>>>>

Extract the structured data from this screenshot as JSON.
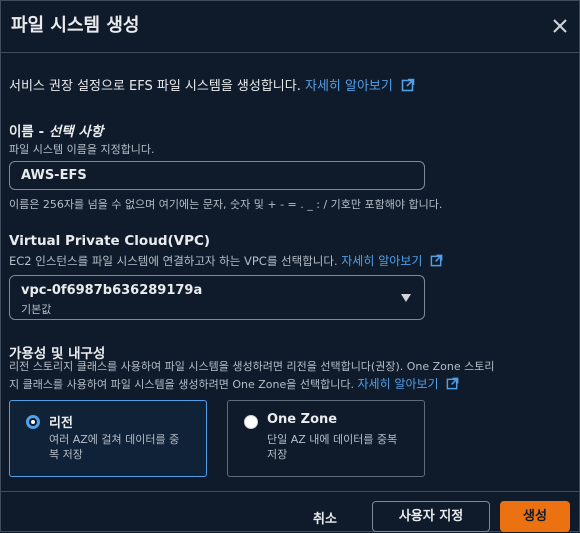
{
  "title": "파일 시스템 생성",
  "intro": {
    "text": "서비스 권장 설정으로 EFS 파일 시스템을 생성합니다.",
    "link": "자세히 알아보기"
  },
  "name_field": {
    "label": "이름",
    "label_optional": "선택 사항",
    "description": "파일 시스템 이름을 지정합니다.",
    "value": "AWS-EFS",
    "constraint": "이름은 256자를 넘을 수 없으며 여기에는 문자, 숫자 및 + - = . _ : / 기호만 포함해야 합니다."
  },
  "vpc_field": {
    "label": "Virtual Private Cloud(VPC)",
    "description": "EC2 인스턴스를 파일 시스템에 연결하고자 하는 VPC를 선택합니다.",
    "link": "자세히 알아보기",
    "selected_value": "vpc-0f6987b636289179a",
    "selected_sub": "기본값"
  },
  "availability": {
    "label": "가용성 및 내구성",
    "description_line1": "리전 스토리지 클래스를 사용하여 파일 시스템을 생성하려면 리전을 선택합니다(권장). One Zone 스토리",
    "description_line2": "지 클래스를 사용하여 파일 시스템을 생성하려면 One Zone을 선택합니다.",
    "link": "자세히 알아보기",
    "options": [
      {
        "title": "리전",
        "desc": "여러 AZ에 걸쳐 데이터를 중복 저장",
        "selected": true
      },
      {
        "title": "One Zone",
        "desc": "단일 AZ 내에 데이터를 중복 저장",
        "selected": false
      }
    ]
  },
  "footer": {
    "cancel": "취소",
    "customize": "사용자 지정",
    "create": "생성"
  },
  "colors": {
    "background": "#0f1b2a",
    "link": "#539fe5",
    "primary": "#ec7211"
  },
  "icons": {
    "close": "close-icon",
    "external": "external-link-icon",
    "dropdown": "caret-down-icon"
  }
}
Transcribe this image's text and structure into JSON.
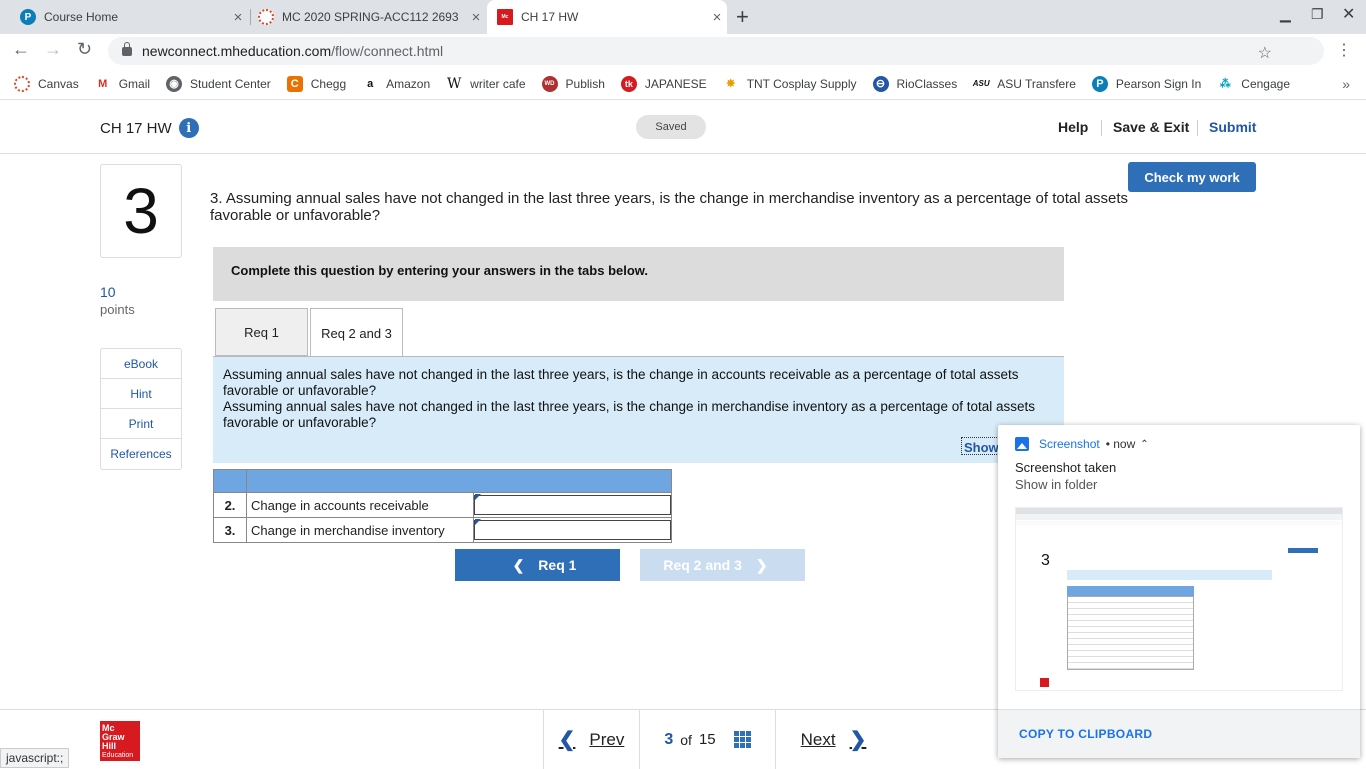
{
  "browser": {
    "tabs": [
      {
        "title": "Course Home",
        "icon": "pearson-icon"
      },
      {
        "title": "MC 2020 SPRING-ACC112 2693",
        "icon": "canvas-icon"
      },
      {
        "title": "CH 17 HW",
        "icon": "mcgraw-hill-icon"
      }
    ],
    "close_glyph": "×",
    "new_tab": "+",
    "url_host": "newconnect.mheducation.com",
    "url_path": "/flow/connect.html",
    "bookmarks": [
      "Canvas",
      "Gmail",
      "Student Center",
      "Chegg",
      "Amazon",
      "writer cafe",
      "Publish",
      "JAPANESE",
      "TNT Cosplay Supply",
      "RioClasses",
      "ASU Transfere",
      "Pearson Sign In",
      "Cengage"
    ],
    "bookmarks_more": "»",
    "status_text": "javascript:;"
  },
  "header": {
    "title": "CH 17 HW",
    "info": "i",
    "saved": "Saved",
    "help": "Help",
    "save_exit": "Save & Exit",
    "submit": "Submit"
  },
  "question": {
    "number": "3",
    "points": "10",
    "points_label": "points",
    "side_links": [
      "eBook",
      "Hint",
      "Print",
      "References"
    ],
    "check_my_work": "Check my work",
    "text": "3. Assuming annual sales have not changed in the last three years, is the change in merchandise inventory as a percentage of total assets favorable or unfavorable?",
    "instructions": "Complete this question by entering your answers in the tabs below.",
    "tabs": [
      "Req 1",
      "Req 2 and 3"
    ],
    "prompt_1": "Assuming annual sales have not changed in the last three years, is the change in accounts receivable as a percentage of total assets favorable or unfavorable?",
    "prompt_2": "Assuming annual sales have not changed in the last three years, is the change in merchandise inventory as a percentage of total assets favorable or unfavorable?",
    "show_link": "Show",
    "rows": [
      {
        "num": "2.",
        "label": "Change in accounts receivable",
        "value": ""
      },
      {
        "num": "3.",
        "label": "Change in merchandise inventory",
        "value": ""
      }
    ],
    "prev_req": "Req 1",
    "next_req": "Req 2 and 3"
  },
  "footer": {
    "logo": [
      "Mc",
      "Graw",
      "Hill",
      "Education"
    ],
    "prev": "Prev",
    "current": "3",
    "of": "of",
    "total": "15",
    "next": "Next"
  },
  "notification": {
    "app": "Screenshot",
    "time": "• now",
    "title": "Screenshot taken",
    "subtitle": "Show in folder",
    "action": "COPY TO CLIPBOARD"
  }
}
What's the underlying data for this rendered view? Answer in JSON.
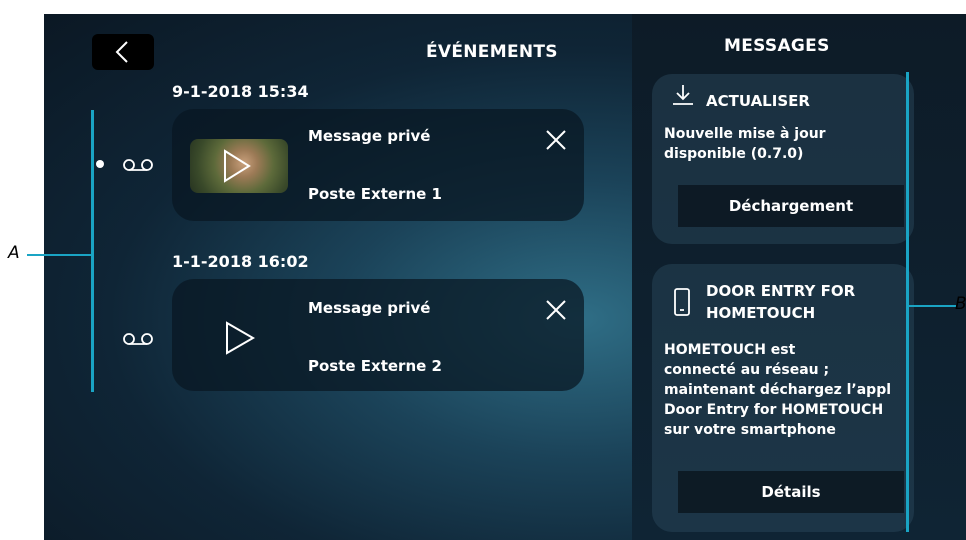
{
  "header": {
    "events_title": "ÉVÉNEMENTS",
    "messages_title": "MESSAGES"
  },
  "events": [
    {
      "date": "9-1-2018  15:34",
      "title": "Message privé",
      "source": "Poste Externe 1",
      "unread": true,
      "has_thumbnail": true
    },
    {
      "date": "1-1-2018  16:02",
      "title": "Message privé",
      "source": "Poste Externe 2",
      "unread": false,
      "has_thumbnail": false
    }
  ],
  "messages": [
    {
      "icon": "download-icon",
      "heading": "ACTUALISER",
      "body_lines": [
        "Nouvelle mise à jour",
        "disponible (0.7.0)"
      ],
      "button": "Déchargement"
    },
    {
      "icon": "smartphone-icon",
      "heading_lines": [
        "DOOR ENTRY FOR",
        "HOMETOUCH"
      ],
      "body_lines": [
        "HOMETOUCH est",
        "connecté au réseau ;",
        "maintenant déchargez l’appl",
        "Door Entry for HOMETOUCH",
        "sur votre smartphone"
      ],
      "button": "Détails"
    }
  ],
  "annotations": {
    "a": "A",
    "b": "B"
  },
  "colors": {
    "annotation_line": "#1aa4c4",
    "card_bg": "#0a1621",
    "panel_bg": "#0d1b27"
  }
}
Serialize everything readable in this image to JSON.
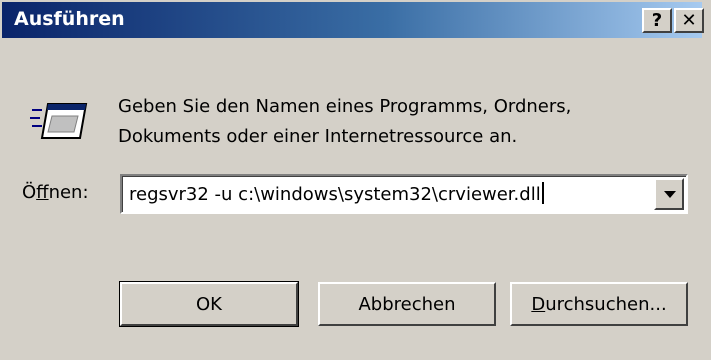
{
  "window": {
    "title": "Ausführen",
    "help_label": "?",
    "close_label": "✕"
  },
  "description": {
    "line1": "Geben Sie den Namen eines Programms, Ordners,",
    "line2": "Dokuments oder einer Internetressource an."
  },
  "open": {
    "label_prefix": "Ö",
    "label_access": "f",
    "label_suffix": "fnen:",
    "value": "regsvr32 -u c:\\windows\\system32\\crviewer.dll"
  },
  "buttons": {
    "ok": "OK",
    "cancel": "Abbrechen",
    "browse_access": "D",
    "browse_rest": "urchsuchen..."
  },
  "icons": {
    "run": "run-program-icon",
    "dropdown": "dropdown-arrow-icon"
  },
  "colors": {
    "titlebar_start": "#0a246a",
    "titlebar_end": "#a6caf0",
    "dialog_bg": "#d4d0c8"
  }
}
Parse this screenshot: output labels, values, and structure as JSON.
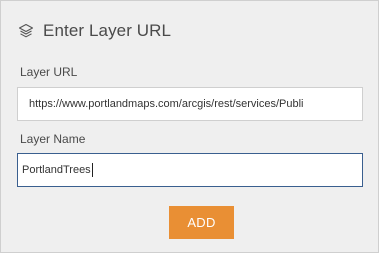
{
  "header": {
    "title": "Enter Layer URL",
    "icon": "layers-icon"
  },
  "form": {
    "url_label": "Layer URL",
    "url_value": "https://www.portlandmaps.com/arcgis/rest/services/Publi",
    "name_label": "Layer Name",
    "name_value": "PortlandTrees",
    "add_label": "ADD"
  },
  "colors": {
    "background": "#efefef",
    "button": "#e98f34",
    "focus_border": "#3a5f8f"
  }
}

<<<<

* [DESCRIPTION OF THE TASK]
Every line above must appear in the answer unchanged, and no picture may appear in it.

* [REPLY]
Extract the structured data from this screenshot as JSON.
{
  "title": "파일 시스템 생성",
  "intro": {
    "text": "서비스 권장 설정으로 EFS 파일 시스템을 생성합니다.",
    "link": "자세히 알아보기"
  },
  "name_field": {
    "label": "이름",
    "label_optional": "선택 사항",
    "description": "파일 시스템 이름을 지정합니다.",
    "value": "AWS-EFS",
    "constraint": "이름은 256자를 넘을 수 없으며 여기에는 문자, 숫자 및 + - = . _ : / 기호만 포함해야 합니다."
  },
  "vpc_field": {
    "label": "Virtual Private Cloud(VPC)",
    "description": "EC2 인스턴스를 파일 시스템에 연결하고자 하는 VPC를 선택합니다.",
    "link": "자세히 알아보기",
    "selected_value": "vpc-0f6987b636289179a",
    "selected_sub": "기본값"
  },
  "availability": {
    "label": "가용성 및 내구성",
    "description_line1": "리전 스토리지 클래스를 사용하여 파일 시스템을 생성하려면 리전을 선택합니다(권장). One Zone 스토리",
    "description_line2": "지 클래스를 사용하여 파일 시스템을 생성하려면 One Zone을 선택합니다.",
    "link": "자세히 알아보기",
    "options": [
      {
        "title": "리전",
        "desc": "여러 AZ에 걸쳐 데이터를 중복 저장",
        "selected": true
      },
      {
        "title": "One Zone",
        "desc": "단일 AZ 내에 데이터를 중복 저장",
        "selected": false
      }
    ]
  },
  "footer": {
    "cancel": "취소",
    "customize": "사용자 지정",
    "create": "생성"
  },
  "colors": {
    "background": "#0f1b2a",
    "link": "#539fe5",
    "primary": "#ec7211"
  },
  "icons": {
    "close": "close-icon",
    "external": "external-link-icon",
    "dropdown": "caret-down-icon"
  }
}
Transcribe this image's text and structure into JSON.
{
  "browser": {
    "tabs": [
      {
        "title": "Course Home",
        "icon": "pearson-icon"
      },
      {
        "title": "MC 2020 SPRING-ACC112 2693",
        "icon": "canvas-icon"
      },
      {
        "title": "CH 17 HW",
        "icon": "mcgraw-hill-icon"
      }
    ],
    "close_glyph": "×",
    "new_tab": "+",
    "url_host": "newconnect.mheducation.com",
    "url_path": "/flow/connect.html",
    "bookmarks": [
      "Canvas",
      "Gmail",
      "Student Center",
      "Chegg",
      "Amazon",
      "writer cafe",
      "Publish",
      "JAPANESE",
      "TNT Cosplay Supply",
      "RioClasses",
      "ASU Transfere",
      "Pearson Sign In",
      "Cengage"
    ],
    "bookmarks_more": "»",
    "status_text": "javascript:;"
  },
  "header": {
    "title": "CH 17 HW",
    "info": "i",
    "saved": "Saved",
    "help": "Help",
    "save_exit": "Save & Exit",
    "submit": "Submit"
  },
  "question": {
    "number": "3",
    "points": "10",
    "points_label": "points",
    "side_links": [
      "eBook",
      "Hint",
      "Print",
      "References"
    ],
    "check_my_work": "Check my work",
    "text": "3. Assuming annual sales have not changed in the last three years, is the change in merchandise inventory as a percentage of total assets favorable or unfavorable?",
    "instructions": "Complete this question by entering your answers in the tabs below.",
    "tabs": [
      "Req 1",
      "Req 2 and 3"
    ],
    "prompt_1": "Assuming annual sales have not changed in the last three years, is the change in accounts receivable as a percentage of total assets favorable or unfavorable?",
    "prompt_2": "Assuming annual sales have not changed in the last three years, is the change in merchandise inventory as a percentage of total assets favorable or unfavorable?",
    "show_link": "Show",
    "rows": [
      {
        "num": "2.",
        "label": "Change in accounts receivable",
        "value": ""
      },
      {
        "num": "3.",
        "label": "Change in merchandise inventory",
        "value": ""
      }
    ],
    "prev_req": "Req 1",
    "next_req": "Req 2 and 3"
  },
  "footer": {
    "logo": [
      "Mc",
      "Graw",
      "Hill",
      "Education"
    ],
    "prev": "Prev",
    "current": "3",
    "of": "of",
    "total": "15",
    "next": "Next"
  },
  "notification": {
    "app": "Screenshot",
    "time": "• now",
    "title": "Screenshot taken",
    "subtitle": "Show in folder",
    "action": "COPY TO CLIPBOARD"
  }
}
What's the underlying data for this rendered view? Answer in JSON.
{
  "header": {
    "events_title": "ÉVÉNEMENTS",
    "messages_title": "MESSAGES"
  },
  "events": [
    {
      "date": "9-1-2018  15:34",
      "title": "Message privé",
      "source": "Poste Externe 1",
      "unread": true,
      "has_thumbnail": true
    },
    {
      "date": "1-1-2018  16:02",
      "title": "Message privé",
      "source": "Poste Externe 2",
      "unread": false,
      "has_thumbnail": false
    }
  ],
  "messages": [
    {
      "icon": "download-icon",
      "heading": "ACTUALISER",
      "body_lines": [
        "Nouvelle mise à jour",
        "disponible (0.7.0)"
      ],
      "button": "Déchargement"
    },
    {
      "icon": "smartphone-icon",
      "heading_lines": [
        "DOOR ENTRY FOR",
        "HOMETOUCH"
      ],
      "body_lines": [
        "HOMETOUCH est",
        "connecté au réseau ;",
        "maintenant déchargez l’appl",
        "Door Entry for HOMETOUCH",
        "sur votre smartphone"
      ],
      "button": "Détails"
    }
  ],
  "annotations": {
    "a": "A",
    "b": "B"
  },
  "colors": {
    "annotation_line": "#1aa4c4",
    "card_bg": "#0a1621",
    "panel_bg": "#0d1b27"
  }
}
Serialize everything readable in this image to JSON.
{
  "window": {
    "title": "Ausführen",
    "help_label": "?",
    "close_label": "✕"
  },
  "description": {
    "line1": "Geben Sie den Namen eines Programms, Ordners,",
    "line2": "Dokuments oder einer Internetressource an."
  },
  "open": {
    "label_prefix": "Ö",
    "label_access": "f",
    "label_suffix": "fnen:",
    "value": "regsvr32 -u c:\\windows\\system32\\crviewer.dll"
  },
  "buttons": {
    "ok": "OK",
    "cancel": "Abbrechen",
    "browse_access": "D",
    "browse_rest": "urchsuchen..."
  },
  "icons": {
    "run": "run-program-icon",
    "dropdown": "dropdown-arrow-icon"
  },
  "colors": {
    "titlebar_start": "#0a246a",
    "titlebar_end": "#a6caf0",
    "dialog_bg": "#d4d0c8"
  }
}
Parse this screenshot: output labels, values, and structure as JSON.
{
  "header": {
    "title": "Enter Layer URL",
    "icon": "layers-icon"
  },
  "form": {
    "url_label": "Layer URL",
    "url_value": "https://www.portlandmaps.com/arcgis/rest/services/Publi",
    "name_label": "Layer Name",
    "name_value": "PortlandTrees",
    "add_label": "ADD"
  },
  "colors": {
    "background": "#efefef",
    "button": "#e98f34",
    "focus_border": "#3a5f8f"
  }
}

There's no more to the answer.